2. How to Write a Career Objective

You see, employers these days don’t necessarily just want to know what YOU want anymore.

They’re a bit more interested in getting whatever it is that THEY want.

Think about it — they’re going to be looking through dozens, possibly hundreds, of resumes, and the first thing they’re going to see on each one of them is the career objective.

Assuming that it’s actually, you know, there, this is the main area that a recruiter is going to be scanning in order to figure out if they want to hire you.

Here are some things to keep in mind while writing your career objective statement:

  • The recruiter wants to know what’s in it for them — that means that, while it’s important to mention what you hope to get out of the deal, you should frame your objective in such a way that it makes the most important thing the stuff that you are able to offer a new employer.
  • Keep your objective statement as specific as possible — otherwise, what’s the point? — but don’t go too far off the rails. Keep it short.
  • Make sure you change up the objective statement for different job listings. It’s a big mistake to keep things the same every time, as you’re missing an opportunity to better tailor your experiences to the needs of a new position.
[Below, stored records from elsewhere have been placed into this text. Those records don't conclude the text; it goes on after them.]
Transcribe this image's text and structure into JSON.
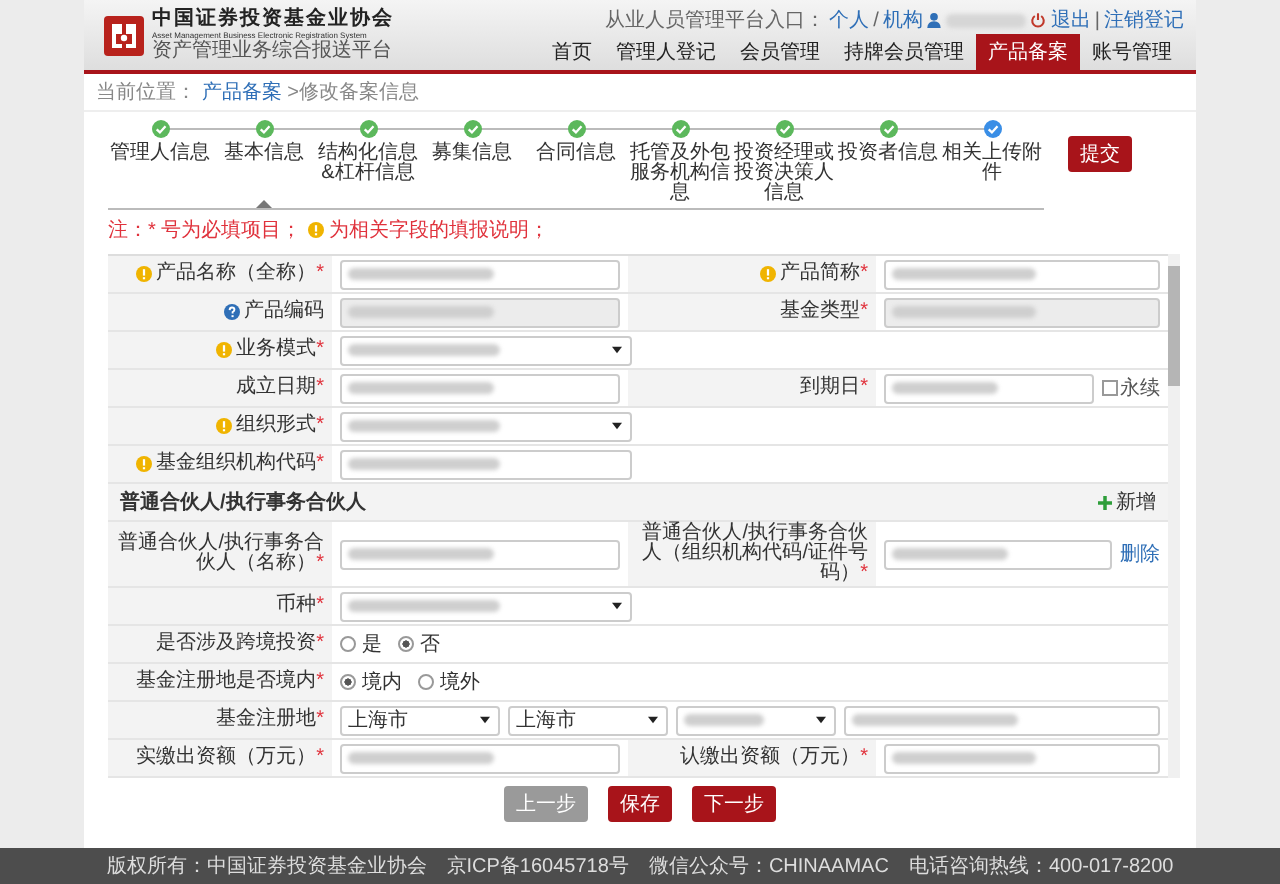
{
  "header": {
    "logo": {
      "title": "中国证券投资基金业协会",
      "subtitle_en": "Asset Management Business Electronic Registration System",
      "subtitle": "资产管理业务综合报送平台"
    },
    "entry_label": "从业人员管理平台入口：",
    "entry_links": [
      "个人",
      "机构"
    ],
    "entry_separator": "/",
    "user_blurred": true,
    "logout": "退出",
    "links_separator": "|",
    "deregister": "注销登记"
  },
  "nav": [
    {
      "label": "首页",
      "selected": false
    },
    {
      "label": "管理人登记",
      "selected": false
    },
    {
      "label": "会员管理",
      "selected": false
    },
    {
      "label": "持牌会员管理",
      "selected": false
    },
    {
      "label": "产品备案",
      "selected": true
    },
    {
      "label": "账号管理",
      "selected": false
    }
  ],
  "breadcrumb": {
    "label": "当前位置：",
    "link": "产品备案",
    "current": ">修改备案信息"
  },
  "steps": [
    {
      "label": "管理人信息",
      "kind": "done",
      "selected": false
    },
    {
      "label": "基本信息",
      "kind": "done",
      "selected": true
    },
    {
      "label": "结构化信息&杠杆信息",
      "kind": "done",
      "selected": false
    },
    {
      "label": "募集信息",
      "kind": "done",
      "selected": false
    },
    {
      "label": "合同信息",
      "kind": "done",
      "selected": false
    },
    {
      "label": "托管及外包服务机构信息",
      "kind": "done",
      "selected": false
    },
    {
      "label": "投资经理或投资决策人信息",
      "kind": "done",
      "selected": false
    },
    {
      "label": "投资者信息",
      "kind": "done",
      "selected": false
    },
    {
      "label": "相关上传附件",
      "kind": "current",
      "selected": false
    }
  ],
  "submit_button": "提交",
  "note": {
    "required": "注：* 号为必填项目；",
    "hint": "为相关字段的填报说明；"
  },
  "form": {
    "rows": [
      {
        "kind": "fields",
        "fields": [
          {
            "label": "产品名称（全称）",
            "mark": "*",
            "hint": true,
            "kind": "text",
            "blurred": true
          },
          {
            "label": "产品简称",
            "mark": "*",
            "hint": true,
            "kind": "text",
            "blurred": true
          }
        ]
      },
      {
        "kind": "fields",
        "fields": [
          {
            "label": "产品编码",
            "help": true,
            "kind": "readonly",
            "blurred": true
          },
          {
            "label": "基金类型",
            "mark": "*",
            "kind": "readonly",
            "blurred": true
          }
        ]
      },
      {
        "kind": "fields",
        "fields": [
          {
            "label": "业务模式",
            "mark": "*",
            "hint": true,
            "kind": "select",
            "blurred": true
          }
        ]
      },
      {
        "kind": "fields",
        "fields": [
          {
            "label": "成立日期",
            "mark": "*",
            "kind": "text",
            "blurred": true
          },
          {
            "label": "到期日",
            "mark": "*",
            "kind": "text",
            "blurred": true,
            "extra": {
              "kind": "checkbox",
              "label": "永续",
              "checked": false
            }
          }
        ]
      },
      {
        "kind": "fields",
        "fields": [
          {
            "label": "组织形式",
            "mark": "*",
            "hint": true,
            "kind": "select",
            "blurred": true
          }
        ]
      },
      {
        "kind": "fields",
        "fields": [
          {
            "label": "基金组织机构代码",
            "mark": "*",
            "hint": true,
            "kind": "text",
            "blurred": true
          }
        ]
      },
      {
        "kind": "section",
        "title": "普通合伙人/执行事务合伙人",
        "action": "新增"
      },
      {
        "kind": "fields",
        "fields": [
          {
            "label": "普通合伙人/执行事务合伙人（名称）",
            "mark": "*",
            "kind": "text",
            "blurred": true
          },
          {
            "label": "普通合伙人/执行事务合伙人（组织机构代码/证件号码）",
            "mark": "*",
            "kind": "text",
            "blurred": true,
            "extra": {
              "kind": "link",
              "label": "删除"
            }
          }
        ]
      },
      {
        "kind": "fields",
        "fields": [
          {
            "label": "币种",
            "mark": "*",
            "kind": "select",
            "blurred": true
          }
        ]
      },
      {
        "kind": "fields",
        "fields": [
          {
            "label": "是否涉及跨境投资",
            "mark": "*",
            "kind": "radio",
            "options": [
              {
                "label": "是",
                "selected": false
              },
              {
                "label": "否",
                "selected": true
              }
            ]
          }
        ]
      },
      {
        "kind": "fields",
        "fields": [
          {
            "label": "基金注册地是否境内",
            "mark": "*",
            "kind": "radio",
            "options": [
              {
                "label": "境内",
                "selected": true
              },
              {
                "label": "境外",
                "selected": false
              }
            ]
          }
        ]
      },
      {
        "kind": "address",
        "fields": [
          {
            "label": "基金注册地",
            "mark": "*",
            "parts": [
              {
                "kind": "select",
                "value": "上海市"
              },
              {
                "kind": "select",
                "value": "上海市"
              },
              {
                "kind": "select",
                "blurred": true
              },
              {
                "kind": "text",
                "blurred": true
              }
            ]
          }
        ]
      },
      {
        "kind": "fields",
        "fields": [
          {
            "label": "实缴出资额（万元）",
            "mark": "*",
            "kind": "text",
            "blurred": true
          },
          {
            "label": "认缴出资额（万元）",
            "mark": "*",
            "kind": "text",
            "blurred": true
          }
        ]
      }
    ]
  },
  "buttons": [
    {
      "label": "上一步",
      "disabled": true
    },
    {
      "label": "保存",
      "disabled": false
    },
    {
      "label": "下一步",
      "disabled": false
    }
  ],
  "footer": [
    "版权所有：中国证券投资基金业协会",
    "京ICP备16045718号",
    "微信公众号：CHINAAMAC",
    "电话咨询热线：400-017-8200"
  ]
}
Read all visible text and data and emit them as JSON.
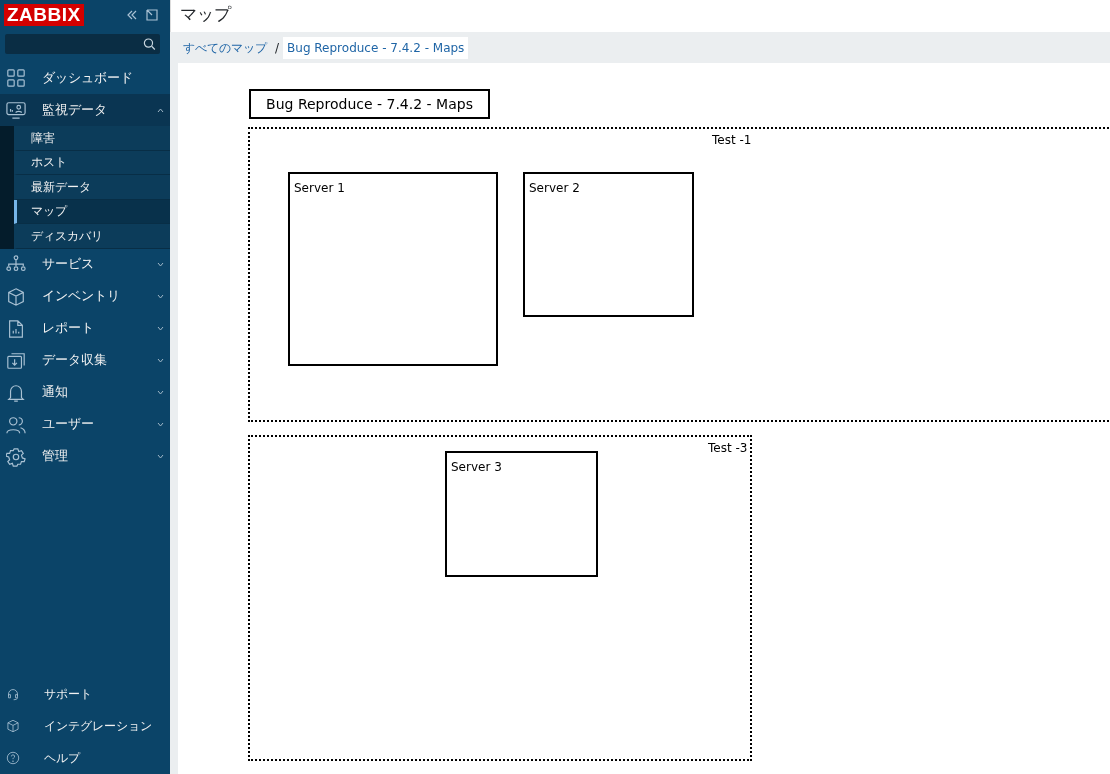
{
  "sidebar": {
    "logo": "ZABBIX",
    "items": [
      {
        "kind": "link",
        "label": "ダッシュボード",
        "expanded": false
      },
      {
        "kind": "group",
        "label": "監視データ",
        "expanded": true,
        "children": [
          {
            "label": "障害",
            "selected": false
          },
          {
            "label": "ホスト",
            "selected": false
          },
          {
            "label": "最新データ",
            "selected": false
          },
          {
            "label": "マップ",
            "selected": true
          },
          {
            "label": "ディスカバリ",
            "selected": false
          }
        ]
      },
      {
        "kind": "group",
        "label": "サービス",
        "expanded": false
      },
      {
        "kind": "group",
        "label": "インベントリ",
        "expanded": false
      },
      {
        "kind": "group",
        "label": "レポート",
        "expanded": false
      },
      {
        "kind": "group",
        "label": "データ収集",
        "expanded": false
      },
      {
        "kind": "group",
        "label": "通知",
        "expanded": false
      },
      {
        "kind": "group",
        "label": "ユーザー",
        "expanded": false
      },
      {
        "kind": "group",
        "label": "管理",
        "expanded": false
      }
    ],
    "footer": [
      {
        "label": "サポート"
      },
      {
        "label": "インテグレーション"
      },
      {
        "label": "ヘルプ"
      }
    ]
  },
  "page_title": "マップ",
  "breadcrumb": {
    "separator": "/",
    "items": [
      {
        "label": "すべてのマップ",
        "selected": false
      },
      {
        "label": "Bug Reproduce - 7.4.2 - Maps",
        "selected": true
      }
    ]
  },
  "map": {
    "shapes": [
      {
        "kind": "title",
        "label": "Bug Reproduce - 7.4.2 - Maps"
      },
      {
        "kind": "container",
        "label": "Test -1"
      },
      {
        "kind": "host",
        "label": "Server 1"
      },
      {
        "kind": "host",
        "label": "Server 2"
      },
      {
        "kind": "container",
        "label": "Test -3"
      },
      {
        "kind": "host",
        "label": "Server 3"
      }
    ]
  }
}
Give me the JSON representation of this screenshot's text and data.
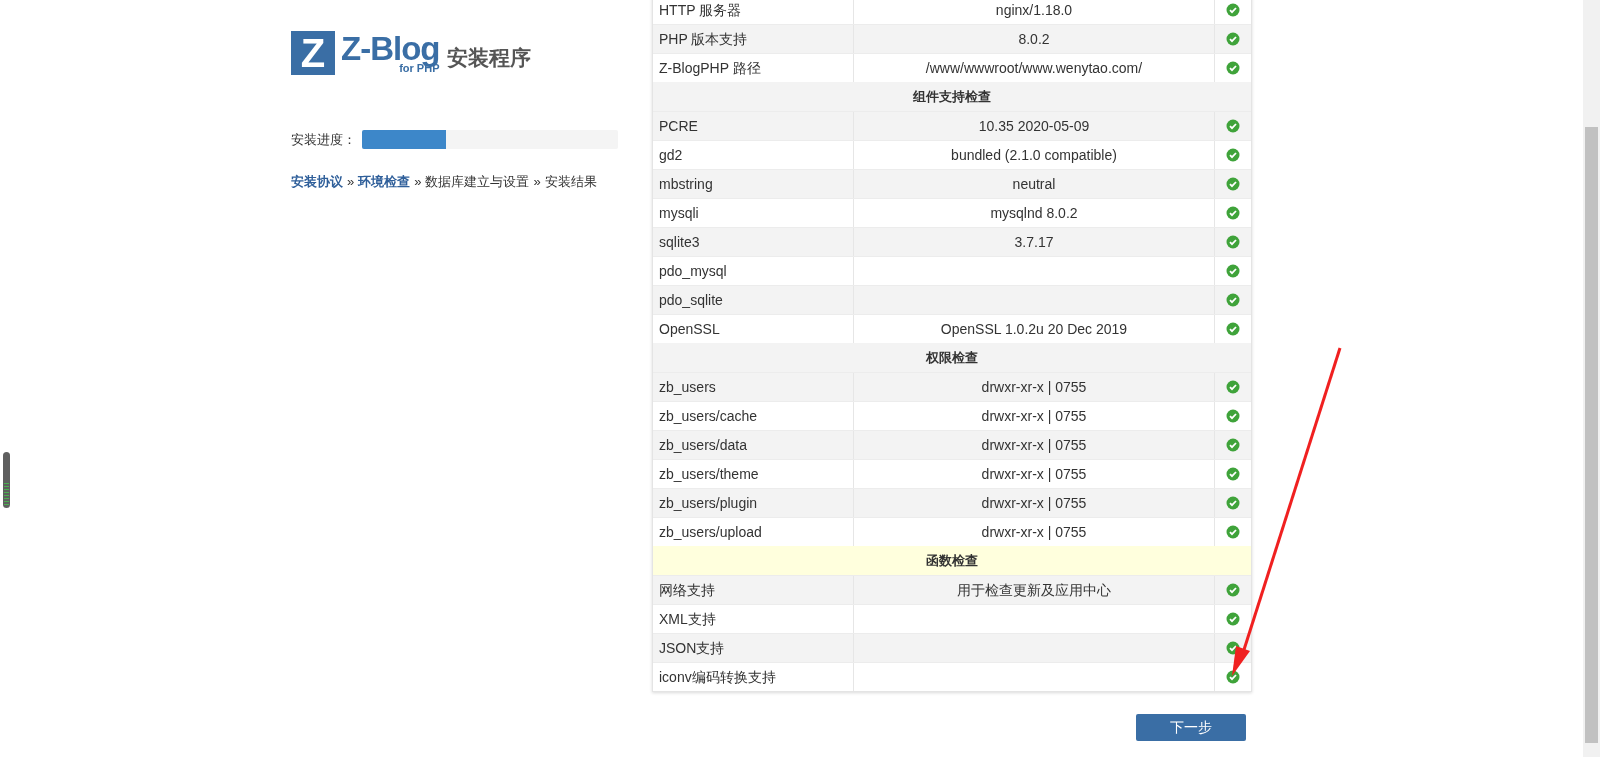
{
  "logo": {
    "letter": "Z",
    "name": "Z-Blog",
    "sub": "for PHP",
    "title": "安装程序"
  },
  "progress": {
    "label": "安装进度：",
    "level": 0.33
  },
  "steps": [
    {
      "label": "安装协议",
      "done": true
    },
    {
      "label": "环境检查",
      "done": true
    },
    {
      "label": "数据库建立与设置",
      "done": false
    },
    {
      "label": "安装结果",
      "done": false
    }
  ],
  "step_separator": "»",
  "table": {
    "rows": [
      {
        "kind": "item",
        "name": "HTTP 服务器",
        "value": "nginx/1.18.0",
        "ok": true
      },
      {
        "kind": "item",
        "name": "PHP 版本支持",
        "value": "8.0.2",
        "ok": true
      },
      {
        "kind": "item",
        "name": "Z-BlogPHP 路径",
        "value": "/www/wwwroot/www.wenytao.com/",
        "ok": true
      },
      {
        "kind": "section",
        "name": "组件支持检查",
        "highlighted": false
      },
      {
        "kind": "item",
        "name": "PCRE",
        "value": "10.35 2020-05-09",
        "ok": true
      },
      {
        "kind": "item",
        "name": "gd2",
        "value": "bundled (2.1.0 compatible)",
        "ok": true
      },
      {
        "kind": "item",
        "name": "mbstring",
        "value": "neutral",
        "ok": true
      },
      {
        "kind": "item",
        "name": "mysqli",
        "value": "mysqlnd 8.0.2",
        "ok": true
      },
      {
        "kind": "item",
        "name": "sqlite3",
        "value": "3.7.17",
        "ok": true
      },
      {
        "kind": "item",
        "name": "pdo_mysql",
        "ok": true
      },
      {
        "kind": "item",
        "name": "pdo_sqlite",
        "ok": true
      },
      {
        "kind": "item",
        "name": "OpenSSL",
        "value": "OpenSSL 1.0.2u 20 Dec 2019",
        "ok": true
      },
      {
        "kind": "section",
        "name": "权限检查",
        "highlighted": false
      },
      {
        "kind": "item",
        "name": "zb_users",
        "value": "drwxr-xr-x | 0755",
        "ok": true
      },
      {
        "kind": "item",
        "name": "zb_users/cache",
        "value": "drwxr-xr-x | 0755",
        "ok": true
      },
      {
        "kind": "item",
        "name": "zb_users/data",
        "value": "drwxr-xr-x | 0755",
        "ok": true
      },
      {
        "kind": "item",
        "name": "zb_users/theme",
        "value": "drwxr-xr-x | 0755",
        "ok": true
      },
      {
        "kind": "item",
        "name": "zb_users/plugin",
        "value": "drwxr-xr-x | 0755",
        "ok": true
      },
      {
        "kind": "item",
        "name": "zb_users/upload",
        "value": "drwxr-xr-x | 0755",
        "ok": true
      },
      {
        "kind": "section",
        "name": "函数检查",
        "highlighted": true
      },
      {
        "kind": "item",
        "name": "网络支持",
        "value": "用于检查更新及应用中心",
        "ok": true
      },
      {
        "kind": "item",
        "name": "XML支持",
        "ok": true
      },
      {
        "kind": "item",
        "name": "JSON支持",
        "ok": true
      },
      {
        "kind": "item",
        "name": "iconv编码转换支持",
        "ok": true
      }
    ]
  },
  "next_button": "下一步"
}
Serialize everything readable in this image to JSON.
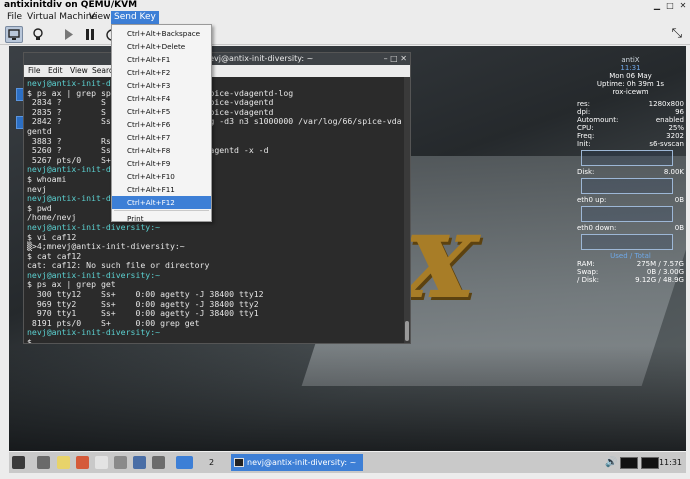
{
  "window": {
    "title": "antixinitdiv on QEMU/KVM"
  },
  "menubar": [
    "File",
    "Virtual Machine",
    "View",
    "Send Key"
  ],
  "send_key_menu": [
    "Ctrl+Alt+Backspace",
    "Ctrl+Alt+Delete",
    "Ctrl+Alt+F1",
    "Ctrl+Alt+F2",
    "Ctrl+Alt+F3",
    "Ctrl+Alt+F4",
    "Ctrl+Alt+F5",
    "Ctrl+Alt+F6",
    "Ctrl+Alt+F7",
    "Ctrl+Alt+F8",
    "Ctrl+Alt+F9",
    "Ctrl+Alt+F10",
    "Ctrl+Alt+F11",
    "Ctrl+Alt+F12",
    "Print"
  ],
  "send_key_selected_index": 13,
  "terminal": {
    "title": "nevj@antix-init-diversity: ~",
    "menu": [
      "File",
      "Edit",
      "View",
      "Search"
    ],
    "lines": [
      {
        "u": "nevj@antix-init-di",
        "t": ""
      },
      {
        "u": "",
        "t": "$ ps ax | grep sp                   spice-vdagentd-log"
      },
      {
        "u": "",
        "t": " 2834 ?        S                    spice-vdagentd"
      },
      {
        "u": "",
        "t": " 2835 ?        S                    spice-vdagentd"
      },
      {
        "u": "",
        "t": " 2842 ?        Ss                  log -d3 n3 s1000000 /var/log/66/spice-vda"
      },
      {
        "u": "",
        "t": "gentd"
      },
      {
        "u": "",
        "t": " 3883 ?        Rs                  t"
      },
      {
        "u": "",
        "t": " 5260 ?        Ss                  vdagentd -x -d"
      },
      {
        "u": "",
        "t": " 5267 pts/0    S+"
      },
      {
        "u": "nevj@antix-init-di",
        "t": ""
      },
      {
        "u": "",
        "t": "$ whoami"
      },
      {
        "u": "",
        "t": "nevj"
      },
      {
        "u": "nevj@antix-init-di",
        "t": ""
      },
      {
        "u": "",
        "t": "$ pwd"
      },
      {
        "u": "",
        "t": "/home/nevj"
      },
      {
        "u": "nevj@antix-init-diversity:~",
        "t": ""
      },
      {
        "u": "",
        "t": "$ vi caf12"
      },
      {
        "u": "",
        "t": "▒>4;mnevj@antix-init-diversity:~"
      },
      {
        "u": "",
        "t": "$ cat caf12"
      },
      {
        "u": "",
        "t": "cat: caf12: No such file or directory"
      },
      {
        "u": "nevj@antix-init-diversity:~",
        "t": ""
      },
      {
        "u": "",
        "t": "$ ps ax | grep get"
      },
      {
        "u": "",
        "t": "  300 tty12    Ss+    0:00 agetty -J 38400 tty12"
      },
      {
        "u": "",
        "t": "  969 tty2     Ss+    0:00 agetty -J 38400 tty2"
      },
      {
        "u": "",
        "t": "  970 tty1     Ss+    0:00 agetty -J 38400 tty1"
      },
      {
        "u": "",
        "t": " 8191 pts/0    S+     0:00 grep get"
      },
      {
        "u": "nevj@antix-init-diversity:~",
        "t": ""
      },
      {
        "u": "",
        "t": "$"
      }
    ]
  },
  "conky": {
    "distro": "antiX",
    "time": "11:31",
    "date": "Mon 06 May",
    "uptime": "Uptime: 0h 39m 1s",
    "wm": "rox-icewm",
    "stats": [
      {
        "k": "res:",
        "v": "1280x800"
      },
      {
        "k": "dpi:",
        "v": "96"
      },
      {
        "k": "Automount:",
        "v": "enabled"
      },
      {
        "k": "CPU:",
        "v": "25%"
      },
      {
        "k": "Freq:",
        "v": "3202"
      },
      {
        "k": "Init:",
        "v": "s6-svscan"
      }
    ],
    "disk": {
      "k": "Disk:",
      "v": "8.00K"
    },
    "eth_up": {
      "k": "eth0 up:",
      "v": "0B"
    },
    "eth_down": {
      "k": "eth0 down:",
      "v": "0B"
    },
    "mem_header": "Used / Total",
    "mem": [
      {
        "k": "RAM:",
        "v": "275M / 7.57G"
      },
      {
        "k": "Swap:",
        "v": "0B / 3.00G"
      },
      {
        "k": "/ Disk:",
        "v": "9.12G / 48.9G"
      }
    ]
  },
  "taskbar": {
    "workspace": "2",
    "task": "nevj@antix-init-diversity: ~",
    "clock": "11:31"
  }
}
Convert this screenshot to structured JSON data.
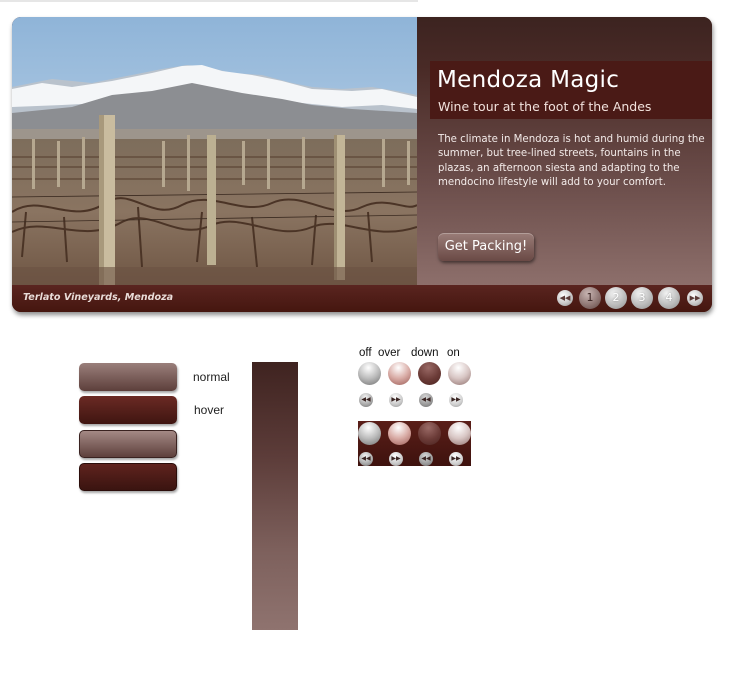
{
  "slider": {
    "title": "Mendoza Magic",
    "subtitle": "Wine tour at the foot of the Andes",
    "body": "The climate in Mendoza is hot and humid during the summer, but tree-lined streets, fountains in the plazas, an afternoon siesta and adapting to the mendocino lifestyle will add to your comfort.",
    "cta_label": "Get Packing!",
    "caption": "Terlato Vineyards, Mendoza",
    "prev_icon": "rewind-icon",
    "next_icon": "fast-forward-icon",
    "pages": [
      "1",
      "2",
      "3",
      "4"
    ],
    "active_page": "1"
  },
  "sprites": {
    "button_states": [
      "normal",
      "hover"
    ],
    "nav_states": [
      "off",
      "over",
      "down",
      "on"
    ]
  },
  "colors": {
    "maroon": "#4a1a16",
    "panel_top": "#3c2320",
    "panel_bottom": "#8d6f6b"
  }
}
3. Career Objective Examples

You want to make sure that more than anything, your objective statement filters your real goals through the worldview you believe that the company you’re applying to is going to be looking at your resume through.

To that end, we have a few ideas of what career objective statements for the same position could look like depending on the sort of workplace that you’re applying to:

  • (When applying to a particularly “green” company) — “Seeking a position with a ecologically-conscious company in order to enhance my knowledge of how my job can be applied to fields related to environmental awareness.”
  • (When applying to a job that involves a lot of puzzle solving) — “To better learn how my problem-solving skills can be applied more specifically within my field.”
  • (When applying to a workplace with a major team focus, or when applying to an entry level position) — “To enhance my occupational skills within the context of a larger, dynamic team structure.”

Wrapping Up:

That’s all for this one! Just keep in mind:

When deciding whether or not you should include a resume objective in the first place, don’t forget about your third option:

The resume summary statement.

Rather than talk about what you hope to accomplish with your resume, it can often be more helpful to simply summarize the resume itself in a few short sentences.

It’s important to note that these options aren’t interchangeable and serve different purposes, but you’ll find that by going through resumes related to your industry, you should be able to see what the expectation is for your job in particular.

Best of luck! Here are some other links to help you on your way:

3 Tips to Answering the Interview Question “Tell Me About Yourself”
3 Tips for Writing Resume Objectives for Entry Level Jobs
3 Tips for Identifying the Worst Companies to Work For